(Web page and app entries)

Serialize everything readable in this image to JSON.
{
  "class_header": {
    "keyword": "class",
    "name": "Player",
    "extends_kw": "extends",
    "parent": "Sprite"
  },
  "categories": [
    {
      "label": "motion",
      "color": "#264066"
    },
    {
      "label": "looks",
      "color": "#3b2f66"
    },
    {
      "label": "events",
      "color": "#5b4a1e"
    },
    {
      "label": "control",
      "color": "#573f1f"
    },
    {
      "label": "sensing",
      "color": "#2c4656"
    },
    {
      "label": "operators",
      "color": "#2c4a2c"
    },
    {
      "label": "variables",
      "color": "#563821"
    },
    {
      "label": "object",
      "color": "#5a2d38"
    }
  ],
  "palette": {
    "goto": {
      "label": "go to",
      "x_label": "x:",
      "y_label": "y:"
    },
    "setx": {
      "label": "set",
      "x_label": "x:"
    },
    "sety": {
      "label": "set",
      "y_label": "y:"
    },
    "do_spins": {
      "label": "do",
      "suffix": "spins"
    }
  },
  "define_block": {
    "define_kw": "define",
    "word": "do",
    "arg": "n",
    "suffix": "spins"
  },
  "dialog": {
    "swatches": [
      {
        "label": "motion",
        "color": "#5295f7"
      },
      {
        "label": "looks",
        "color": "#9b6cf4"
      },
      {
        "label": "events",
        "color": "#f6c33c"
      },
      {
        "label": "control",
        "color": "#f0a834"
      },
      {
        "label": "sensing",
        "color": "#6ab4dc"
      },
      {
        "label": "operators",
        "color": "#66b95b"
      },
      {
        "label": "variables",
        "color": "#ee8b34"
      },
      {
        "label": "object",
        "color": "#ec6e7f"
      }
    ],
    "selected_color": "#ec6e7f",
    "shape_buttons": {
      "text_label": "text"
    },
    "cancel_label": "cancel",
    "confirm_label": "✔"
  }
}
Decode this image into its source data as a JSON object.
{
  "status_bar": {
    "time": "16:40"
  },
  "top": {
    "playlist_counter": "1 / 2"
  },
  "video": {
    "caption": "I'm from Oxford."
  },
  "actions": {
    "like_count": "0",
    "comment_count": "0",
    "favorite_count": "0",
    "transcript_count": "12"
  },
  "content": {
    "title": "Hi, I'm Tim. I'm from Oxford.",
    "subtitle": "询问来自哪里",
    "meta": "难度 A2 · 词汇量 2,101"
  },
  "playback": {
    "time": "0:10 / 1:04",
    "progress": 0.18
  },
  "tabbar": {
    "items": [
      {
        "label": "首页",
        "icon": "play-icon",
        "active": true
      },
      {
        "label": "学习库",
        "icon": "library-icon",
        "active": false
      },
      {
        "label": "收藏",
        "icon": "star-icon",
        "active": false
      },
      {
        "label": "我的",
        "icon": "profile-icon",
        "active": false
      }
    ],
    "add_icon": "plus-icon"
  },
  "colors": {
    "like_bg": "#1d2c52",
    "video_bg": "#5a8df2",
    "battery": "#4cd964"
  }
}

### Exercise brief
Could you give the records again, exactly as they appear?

### Solved problem
Serialize everything readable in this image to JSON.
{
  "class_header": {
    "keyword": "class",
    "name": "Player",
    "extends_kw": "extends",
    "parent": "Sprite"
  },
  "categories": [
    {
      "label": "motion",
      "color": "#264066"
    },
    {
      "label": "looks",
      "color": "#3b2f66"
    },
    {
      "label": "events",
      "color": "#5b4a1e"
    },
    {
      "label": "control",
      "color": "#573f1f"
    },
    {
      "label": "sensing",
      "color": "#2c4656"
    },
    {
      "label": "operators",
      "color": "#2c4a2c"
    },
    {
      "label": "variables",
      "color": "#563821"
    },
    {
      "label": "object",
      "color": "#5a2d38"
    }
  ],
  "palette": {
    "goto": {
      "label": "go to",
      "x_label": "x:",
      "y_label": "y:"
    },
    "setx": {
      "label": "set",
      "x_label": "x:"
    },
    "sety": {
      "label": "set",
      "y_label": "y:"
    },
    "do_spins": {
      "label": "do",
      "suffix": "spins"
    }
  },
  "define_block": {
    "define_kw": "define",
    "word": "do",
    "arg": "n",
    "suffix": "spins"
  },
  "dialog": {
    "swatches": [
      {
        "label": "motion",
        "color": "#5295f7"
      },
      {
        "label": "looks",
        "color": "#9b6cf4"
      },
      {
        "label": "events",
        "color": "#f6c33c"
      },
      {
        "label": "control",
        "color": "#f0a834"
      },
      {
        "label": "sensing",
        "color": "#6ab4dc"
      },
      {
        "label": "operators",
        "color": "#66b95b"
      },
      {
        "label": "variables",
        "color": "#ee8b34"
      },
      {
        "label": "object",
        "color": "#ec6e7f"
      }
    ],
    "selected_color": "#ec6e7f",
    "shape_buttons": {
      "text_label": "text"
    },
    "cancel_label": "cancel",
    "confirm_label": "✔"
  }
}
Decode this image into its source data as a JSON object.
{
  "status_bar": {
    "time": "16:40"
  },
  "top": {
    "playlist_counter": "1 / 2"
  },
  "video": {
    "caption": "I'm from Oxford."
  },
  "actions": {
    "like_count": "0",
    "comment_count": "0",
    "favorite_count": "0",
    "transcript_count": "12"
  },
  "content": {
    "title": "Hi, I'm Tim. I'm from Oxford.",
    "subtitle": "询问来自哪里",
    "meta": "难度 A2 · 词汇量 2,101"
  },
  "playback": {
    "time": "0:10 / 1:04",
    "progress": 0.18
  },
  "tabbar": {
    "items": [
      {
        "label": "首页",
        "icon": "play-icon",
        "active": true
      },
      {
        "label": "学习库",
        "icon": "library-icon",
        "active": false
      },
      {
        "label": "收藏",
        "icon": "star-icon",
        "active": false
      },
      {
        "label": "我的",
        "icon": "profile-icon",
        "active": false
      }
    ],
    "add_icon": "plus-icon"
  },
  "colors": {
    "like_bg": "#1d2c52",
    "video_bg": "#5a8df2",
    "battery": "#4cd964"
  }
}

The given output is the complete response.